Still, learning your science is something you can start now. But that doesn't just mean working hard in science classes at school. I'd suggest you get some books from your library about science and see what part of science you like. As you get older, you can participate in science clubs and fairs. Colleges, and eventually medical schools, like to see your interest in science. Participating outside of school is a powerful way of both showing your interest and helping you find out what you like.
All doctors have to be good communicators, so that means being a good writer and speaker. This is also a skill that takes practice. My English teachers inspired a love in me for reading and writing that continues. One of my high school English teachers reads my column (Hi, Shannon!), a fact of which I am proud.
Clinician doctors in particular should be good with people.
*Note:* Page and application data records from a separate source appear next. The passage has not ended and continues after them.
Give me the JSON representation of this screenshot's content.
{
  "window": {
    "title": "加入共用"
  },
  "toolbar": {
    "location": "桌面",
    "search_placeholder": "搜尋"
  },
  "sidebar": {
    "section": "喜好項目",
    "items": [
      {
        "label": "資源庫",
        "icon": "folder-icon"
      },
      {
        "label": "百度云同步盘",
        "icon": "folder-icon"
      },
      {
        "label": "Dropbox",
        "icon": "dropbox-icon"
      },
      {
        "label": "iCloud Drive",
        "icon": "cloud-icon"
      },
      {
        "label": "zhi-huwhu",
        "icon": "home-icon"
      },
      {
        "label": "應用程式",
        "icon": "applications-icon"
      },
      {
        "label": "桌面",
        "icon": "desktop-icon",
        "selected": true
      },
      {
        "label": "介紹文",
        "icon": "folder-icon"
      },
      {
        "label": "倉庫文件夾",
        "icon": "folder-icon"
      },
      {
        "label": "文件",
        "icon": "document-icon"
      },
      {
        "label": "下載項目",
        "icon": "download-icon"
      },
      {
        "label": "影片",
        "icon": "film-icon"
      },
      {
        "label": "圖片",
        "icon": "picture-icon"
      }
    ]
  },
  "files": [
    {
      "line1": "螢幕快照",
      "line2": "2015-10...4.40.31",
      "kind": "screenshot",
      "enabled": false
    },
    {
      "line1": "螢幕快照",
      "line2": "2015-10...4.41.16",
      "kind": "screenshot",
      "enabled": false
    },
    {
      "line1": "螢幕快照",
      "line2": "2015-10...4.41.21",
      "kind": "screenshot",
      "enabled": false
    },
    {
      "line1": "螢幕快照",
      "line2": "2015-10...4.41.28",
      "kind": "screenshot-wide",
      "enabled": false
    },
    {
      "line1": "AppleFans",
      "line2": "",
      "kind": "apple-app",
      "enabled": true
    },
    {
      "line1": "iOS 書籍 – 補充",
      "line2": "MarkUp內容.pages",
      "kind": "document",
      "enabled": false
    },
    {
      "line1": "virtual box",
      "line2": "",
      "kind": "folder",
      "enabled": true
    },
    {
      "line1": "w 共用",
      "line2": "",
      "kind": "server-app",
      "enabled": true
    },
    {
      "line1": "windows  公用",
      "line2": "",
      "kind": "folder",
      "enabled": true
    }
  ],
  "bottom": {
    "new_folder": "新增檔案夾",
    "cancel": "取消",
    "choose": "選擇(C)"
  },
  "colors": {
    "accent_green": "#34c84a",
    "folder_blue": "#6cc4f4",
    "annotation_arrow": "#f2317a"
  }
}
That means being a good listener, showing respect and taking the time to really getting to know people. One of the best parts of being a doctor is getting to know many people and hearing them talk honestly about parts of themselves that they don't usually talk much about.
Do you like sports? Because being a good member of a team is increasingly important for doctors. You want to excel, of course, but you want to help your teammates excel as well. The dean of the medical school I went to, Joseph Ceithaml, was well-known for admitting those students who participated in team sports.
Medical schools also want to see people who are well-rounded, and that means acquiring other skills and passions outside of school and science. Playing a musical instrument, making art of whatever kind you like, and finding other ways to express yourself creatively all are important in becoming a well-rounded person. Reading for fun can lead you into many different worlds and inspire passions, and you will learn a great deal about people from reading histories, biographies and novels.
You might wonder where you find the time for all of this. It takes dedication, but it also means you make the most out of every day. Find worthwhile things to do. Academics, sure, as well as the other things I mentioned, but also develop close friendships. Try new things. And don't waste too much time with things that you don't enjoy and won't help you achieve your goal.
Dr. Keith Roach is a syndicated columnist.